===== Records for this task
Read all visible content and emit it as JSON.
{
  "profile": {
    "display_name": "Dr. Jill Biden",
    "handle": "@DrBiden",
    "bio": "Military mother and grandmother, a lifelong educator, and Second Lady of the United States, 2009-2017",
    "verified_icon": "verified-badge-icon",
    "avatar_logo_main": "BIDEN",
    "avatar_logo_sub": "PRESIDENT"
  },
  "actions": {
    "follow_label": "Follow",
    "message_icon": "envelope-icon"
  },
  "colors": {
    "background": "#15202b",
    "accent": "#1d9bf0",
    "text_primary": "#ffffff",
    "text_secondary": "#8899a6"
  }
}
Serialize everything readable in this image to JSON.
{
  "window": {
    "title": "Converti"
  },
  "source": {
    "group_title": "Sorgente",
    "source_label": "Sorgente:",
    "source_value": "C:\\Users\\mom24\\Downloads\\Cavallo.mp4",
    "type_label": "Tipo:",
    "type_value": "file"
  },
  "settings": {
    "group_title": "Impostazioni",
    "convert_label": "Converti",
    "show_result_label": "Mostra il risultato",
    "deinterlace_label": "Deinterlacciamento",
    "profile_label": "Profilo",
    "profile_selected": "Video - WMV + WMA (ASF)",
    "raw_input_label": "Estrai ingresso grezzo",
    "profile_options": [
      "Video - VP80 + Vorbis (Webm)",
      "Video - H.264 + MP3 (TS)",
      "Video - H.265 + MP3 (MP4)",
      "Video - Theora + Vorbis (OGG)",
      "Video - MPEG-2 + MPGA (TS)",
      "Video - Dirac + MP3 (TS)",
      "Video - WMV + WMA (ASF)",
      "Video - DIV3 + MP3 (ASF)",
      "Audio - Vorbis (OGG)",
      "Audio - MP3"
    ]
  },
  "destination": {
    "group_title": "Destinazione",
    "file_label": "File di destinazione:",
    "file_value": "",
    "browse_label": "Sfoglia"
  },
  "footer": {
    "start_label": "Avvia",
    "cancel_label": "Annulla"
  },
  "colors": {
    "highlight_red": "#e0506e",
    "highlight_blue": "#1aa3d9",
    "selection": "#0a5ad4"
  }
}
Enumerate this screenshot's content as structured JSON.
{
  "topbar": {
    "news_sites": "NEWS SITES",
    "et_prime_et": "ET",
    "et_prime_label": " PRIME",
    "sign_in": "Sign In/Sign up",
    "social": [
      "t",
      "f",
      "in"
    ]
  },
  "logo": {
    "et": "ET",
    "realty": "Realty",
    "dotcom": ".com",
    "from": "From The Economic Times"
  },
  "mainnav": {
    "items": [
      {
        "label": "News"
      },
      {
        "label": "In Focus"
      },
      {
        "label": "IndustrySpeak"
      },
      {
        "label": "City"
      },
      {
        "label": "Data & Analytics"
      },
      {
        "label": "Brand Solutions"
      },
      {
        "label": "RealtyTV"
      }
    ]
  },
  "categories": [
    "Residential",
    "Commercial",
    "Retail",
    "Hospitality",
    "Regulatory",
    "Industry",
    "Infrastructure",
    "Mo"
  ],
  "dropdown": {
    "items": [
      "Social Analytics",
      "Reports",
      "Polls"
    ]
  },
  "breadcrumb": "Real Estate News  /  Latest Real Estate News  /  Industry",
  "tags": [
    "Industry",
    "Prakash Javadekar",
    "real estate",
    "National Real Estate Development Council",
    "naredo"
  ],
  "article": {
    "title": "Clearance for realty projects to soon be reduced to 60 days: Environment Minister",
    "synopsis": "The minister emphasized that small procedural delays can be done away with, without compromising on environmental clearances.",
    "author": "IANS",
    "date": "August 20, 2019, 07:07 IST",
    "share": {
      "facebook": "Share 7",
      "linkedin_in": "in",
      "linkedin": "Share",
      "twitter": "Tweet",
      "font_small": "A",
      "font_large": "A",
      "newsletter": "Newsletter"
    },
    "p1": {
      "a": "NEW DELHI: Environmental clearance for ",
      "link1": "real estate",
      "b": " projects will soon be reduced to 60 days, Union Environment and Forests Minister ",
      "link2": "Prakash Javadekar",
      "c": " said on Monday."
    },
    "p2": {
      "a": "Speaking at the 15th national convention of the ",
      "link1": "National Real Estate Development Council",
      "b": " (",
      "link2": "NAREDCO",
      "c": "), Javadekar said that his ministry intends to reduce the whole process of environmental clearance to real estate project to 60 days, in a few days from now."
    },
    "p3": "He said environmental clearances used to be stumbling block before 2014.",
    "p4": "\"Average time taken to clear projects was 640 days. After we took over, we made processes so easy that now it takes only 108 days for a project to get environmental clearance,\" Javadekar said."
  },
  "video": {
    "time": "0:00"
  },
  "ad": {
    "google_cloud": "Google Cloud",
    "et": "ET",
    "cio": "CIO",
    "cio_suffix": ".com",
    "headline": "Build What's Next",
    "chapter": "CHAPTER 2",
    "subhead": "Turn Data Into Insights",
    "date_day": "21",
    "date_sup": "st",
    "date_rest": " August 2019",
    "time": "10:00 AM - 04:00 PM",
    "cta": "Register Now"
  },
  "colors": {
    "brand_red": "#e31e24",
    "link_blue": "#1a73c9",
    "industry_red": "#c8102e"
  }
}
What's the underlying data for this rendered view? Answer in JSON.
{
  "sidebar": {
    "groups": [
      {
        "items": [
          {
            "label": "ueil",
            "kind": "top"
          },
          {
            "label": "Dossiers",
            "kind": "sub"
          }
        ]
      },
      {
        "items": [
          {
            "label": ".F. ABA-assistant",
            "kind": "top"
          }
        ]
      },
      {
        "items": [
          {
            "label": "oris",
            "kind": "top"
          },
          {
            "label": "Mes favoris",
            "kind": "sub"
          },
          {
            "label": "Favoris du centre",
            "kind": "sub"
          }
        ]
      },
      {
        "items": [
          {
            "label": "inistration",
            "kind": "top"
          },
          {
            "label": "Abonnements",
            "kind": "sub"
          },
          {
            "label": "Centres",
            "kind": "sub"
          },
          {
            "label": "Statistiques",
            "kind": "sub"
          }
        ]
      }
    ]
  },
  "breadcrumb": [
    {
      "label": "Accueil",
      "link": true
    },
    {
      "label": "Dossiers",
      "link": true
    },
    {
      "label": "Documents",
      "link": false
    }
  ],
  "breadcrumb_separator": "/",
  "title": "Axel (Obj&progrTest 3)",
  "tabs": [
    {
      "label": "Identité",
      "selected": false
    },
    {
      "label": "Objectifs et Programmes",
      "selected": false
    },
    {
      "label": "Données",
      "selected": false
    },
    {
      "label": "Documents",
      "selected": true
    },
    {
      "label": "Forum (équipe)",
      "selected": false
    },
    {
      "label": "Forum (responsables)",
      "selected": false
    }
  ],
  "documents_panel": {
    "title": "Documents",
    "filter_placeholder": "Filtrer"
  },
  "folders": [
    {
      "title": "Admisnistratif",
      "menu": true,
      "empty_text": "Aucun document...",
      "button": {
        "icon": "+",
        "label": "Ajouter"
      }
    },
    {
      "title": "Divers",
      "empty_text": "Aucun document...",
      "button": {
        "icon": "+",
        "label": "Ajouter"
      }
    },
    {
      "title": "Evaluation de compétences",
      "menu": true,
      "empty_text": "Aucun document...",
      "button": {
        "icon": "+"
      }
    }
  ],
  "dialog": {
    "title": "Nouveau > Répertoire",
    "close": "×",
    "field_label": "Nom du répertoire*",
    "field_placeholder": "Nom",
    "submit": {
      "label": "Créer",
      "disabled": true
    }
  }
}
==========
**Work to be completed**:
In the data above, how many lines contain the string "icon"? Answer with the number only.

**Answer to the exercise**:
5